  • Timed sort - Make it fun by printing the chart and sort cards, then give students a set time to see how many they can put on the correct side.

Differences in Climate and Weather Worksheet

This worksheet is good for mid-level readers or could also be used as a pre-test or study guide. The worksheet includes a multiple choice section, a matching section (match items to either climate or weather), and a short answer section that requires students to name the type of climate that the each description provides. An answer guide is included on the last page of the printable.

Climate and Weather Writing Worksheet

For older or more advanced readers and writers, or if you are looking to incorporate a cross-curriculum literacy and science activity, this worksheet is ideal. Make sure you have discussed examples of climates and weather and explained them well beforehand. Students will use the included chart to jot down their ideas, and then write a paragraph about two different types of climates, with examples of the weather and location for each. Students will also be challenged to use their vocabulary to give good adjectives that illustrate each type of climate. This could be used in class or assigned as a take-home project. Alternatively, teachers could use this as a class activity and discuss it using the chart.

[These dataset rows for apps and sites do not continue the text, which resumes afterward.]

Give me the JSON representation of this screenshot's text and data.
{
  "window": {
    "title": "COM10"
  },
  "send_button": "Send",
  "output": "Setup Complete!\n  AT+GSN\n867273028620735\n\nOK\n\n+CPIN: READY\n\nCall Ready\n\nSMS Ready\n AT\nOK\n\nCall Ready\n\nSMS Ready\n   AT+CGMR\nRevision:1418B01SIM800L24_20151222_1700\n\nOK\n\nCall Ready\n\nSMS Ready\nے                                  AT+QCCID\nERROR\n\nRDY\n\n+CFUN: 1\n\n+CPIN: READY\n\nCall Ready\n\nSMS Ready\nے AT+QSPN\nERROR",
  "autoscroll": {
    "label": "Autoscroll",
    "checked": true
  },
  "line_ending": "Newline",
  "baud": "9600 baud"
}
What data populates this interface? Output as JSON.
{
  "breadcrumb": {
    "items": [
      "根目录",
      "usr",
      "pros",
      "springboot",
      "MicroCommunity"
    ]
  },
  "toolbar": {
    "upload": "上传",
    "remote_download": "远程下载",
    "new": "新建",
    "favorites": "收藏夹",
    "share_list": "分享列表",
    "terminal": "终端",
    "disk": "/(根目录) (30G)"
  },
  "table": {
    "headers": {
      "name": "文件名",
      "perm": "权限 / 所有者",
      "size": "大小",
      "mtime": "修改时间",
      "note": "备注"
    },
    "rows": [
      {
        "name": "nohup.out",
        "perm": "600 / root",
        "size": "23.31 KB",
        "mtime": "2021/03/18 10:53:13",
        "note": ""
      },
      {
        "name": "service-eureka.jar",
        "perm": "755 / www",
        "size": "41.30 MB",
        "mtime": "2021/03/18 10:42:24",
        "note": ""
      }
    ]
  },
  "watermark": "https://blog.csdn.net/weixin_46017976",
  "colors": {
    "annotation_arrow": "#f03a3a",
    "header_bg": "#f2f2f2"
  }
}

More Activity Ideas on Climate and Weather

Some simple activities can help strengthen student's knowledge and make learning about the difference between climate and weather fun.

Map It

Point out different places on a globe or world map. Ask students what type of weather and climate an area has, and discuss the correct answers as a class.

Weather Writing

Ask students to make observations about the weather in the local area. You could also use this as a writing or journal activity by having them write about the types of weather your are has. Make it personal to them by asking them to describe their favorite type of weather and why.

What About Seasons?

Some students may be confused about the difference between seasons and time. Model the idea that weather is short term, seasons take place during part of the year, and climate takes place over long periods of time. A simple way that students could do this is cute different sized pieces of paper and label each one Weather, Climate, and Season to reinforce the concept.

Around the World

Give students an example of a climate in a different part of the world. Discuss as a class or have students write and describe the climate and how it would impact the lives of people who lived in it.

Musical Circle Toss

With students sitting in a circle, hand one student a small object like a ball or small stuffed animal. Play some music in the background and stop it at random intervals. When the music stops, the student holding the item must name either a type of weather or climate, then they toss the item to a classmate. The classmate will then need to identify whether it is a type of weather or a type of climate

Best Shelters

Discuss what types of shelters might be needed in different climates - this can be a combined art and science activity. Give students some example climates, and then have them draw and describe what type of shelter would be best for them. If you want to infuse more creativity into this activity, ask students to come up with new and innovative features of shelters that would make them great for the type of climate beging discussed. You could also do a hands-on activity such as shown in the video below to creates shelters that could withstand severe weather in different types of climates.

Make Learning Fun

Choosing the right activities and worksheets to reinforce the differences between climate and weather for kids can help make learning about this topic fun. Add your own twists to these ideas and adjust them as needed to make them work for your students. For more advanced learning, you may want to consider moving on to objectively introduce the idea of climate change to kids.

Difference Between Weather and Climate for Kids